He added he had studied the Fukushima nuclear disaster and there was a template of human errors that led to these kind of catastrophes.
The chairman of Union Carbide at the time, Warren Anderson, continues to lives in the USA despite a request by the Indian Government to extradite him.
Kumar said: “We didn’t want to make Anderson a James Bond villain as we would have got discredited outside India,” he said. “If you see him as one-sided it becomes like a dramatic Bollywood film appealing to Indian audiences and less appealing to Western audiences.”

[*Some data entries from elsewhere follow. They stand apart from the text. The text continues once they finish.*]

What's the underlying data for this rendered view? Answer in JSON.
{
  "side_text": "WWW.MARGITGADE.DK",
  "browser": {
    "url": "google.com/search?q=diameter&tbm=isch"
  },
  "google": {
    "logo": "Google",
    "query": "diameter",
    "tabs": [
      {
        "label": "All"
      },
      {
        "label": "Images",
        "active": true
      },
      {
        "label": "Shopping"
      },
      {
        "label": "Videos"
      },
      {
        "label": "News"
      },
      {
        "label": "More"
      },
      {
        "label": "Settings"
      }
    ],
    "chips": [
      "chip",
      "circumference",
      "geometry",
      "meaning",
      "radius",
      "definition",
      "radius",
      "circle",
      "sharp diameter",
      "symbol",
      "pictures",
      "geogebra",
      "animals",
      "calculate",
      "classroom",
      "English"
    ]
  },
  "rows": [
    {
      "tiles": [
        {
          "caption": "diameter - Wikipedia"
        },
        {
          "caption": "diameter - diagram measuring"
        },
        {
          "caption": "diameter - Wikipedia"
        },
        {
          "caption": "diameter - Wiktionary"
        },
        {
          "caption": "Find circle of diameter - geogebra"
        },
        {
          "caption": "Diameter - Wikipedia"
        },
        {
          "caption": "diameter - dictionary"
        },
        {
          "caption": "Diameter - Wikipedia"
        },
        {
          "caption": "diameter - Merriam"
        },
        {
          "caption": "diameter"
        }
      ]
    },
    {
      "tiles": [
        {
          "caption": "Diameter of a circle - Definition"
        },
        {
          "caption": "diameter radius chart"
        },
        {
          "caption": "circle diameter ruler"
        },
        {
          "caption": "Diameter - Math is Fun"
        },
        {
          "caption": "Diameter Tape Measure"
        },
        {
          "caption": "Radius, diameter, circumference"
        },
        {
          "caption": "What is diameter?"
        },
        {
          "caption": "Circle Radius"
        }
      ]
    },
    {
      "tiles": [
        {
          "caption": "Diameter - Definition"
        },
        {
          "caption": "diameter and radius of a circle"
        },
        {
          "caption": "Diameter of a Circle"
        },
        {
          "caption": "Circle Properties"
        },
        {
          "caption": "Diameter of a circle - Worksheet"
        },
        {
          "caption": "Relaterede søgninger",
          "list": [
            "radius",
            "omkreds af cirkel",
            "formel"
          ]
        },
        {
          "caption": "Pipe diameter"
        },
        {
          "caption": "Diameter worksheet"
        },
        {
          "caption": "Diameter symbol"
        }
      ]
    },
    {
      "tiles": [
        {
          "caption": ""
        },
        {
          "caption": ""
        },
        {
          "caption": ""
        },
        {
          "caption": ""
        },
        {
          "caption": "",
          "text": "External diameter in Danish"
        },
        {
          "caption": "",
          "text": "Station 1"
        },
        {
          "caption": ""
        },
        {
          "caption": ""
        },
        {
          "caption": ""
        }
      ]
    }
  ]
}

But he pointed out the film blames Union Carbide for the tragedy. He said, based on his research, the accident happened when the site was closed for maintenance, because an untrained worker poured water in to the system which entered the MIC (methyl isocyanate) tanks and four hours later there was a big leak. He said untrained staff were being used because of cost cutting from the top.
“People say that budgetary controls and costs caused it,” he said.
“We did not want to make a sad film about poverty in India. We wanted to make a warm uplifting film about a sad subject,” he said.
Brooks said: “I heard about Bhopal when I first went to India and the key thing to decide was how to present Anderson and I hope that what we tried to do succeeded – that is to humanise him and make him 3D and understandable in what he did. I think the biggest issue in Bhopal today is the lack of closure and legal let down,” he added.
To read a review of A Prayer for Rain click here.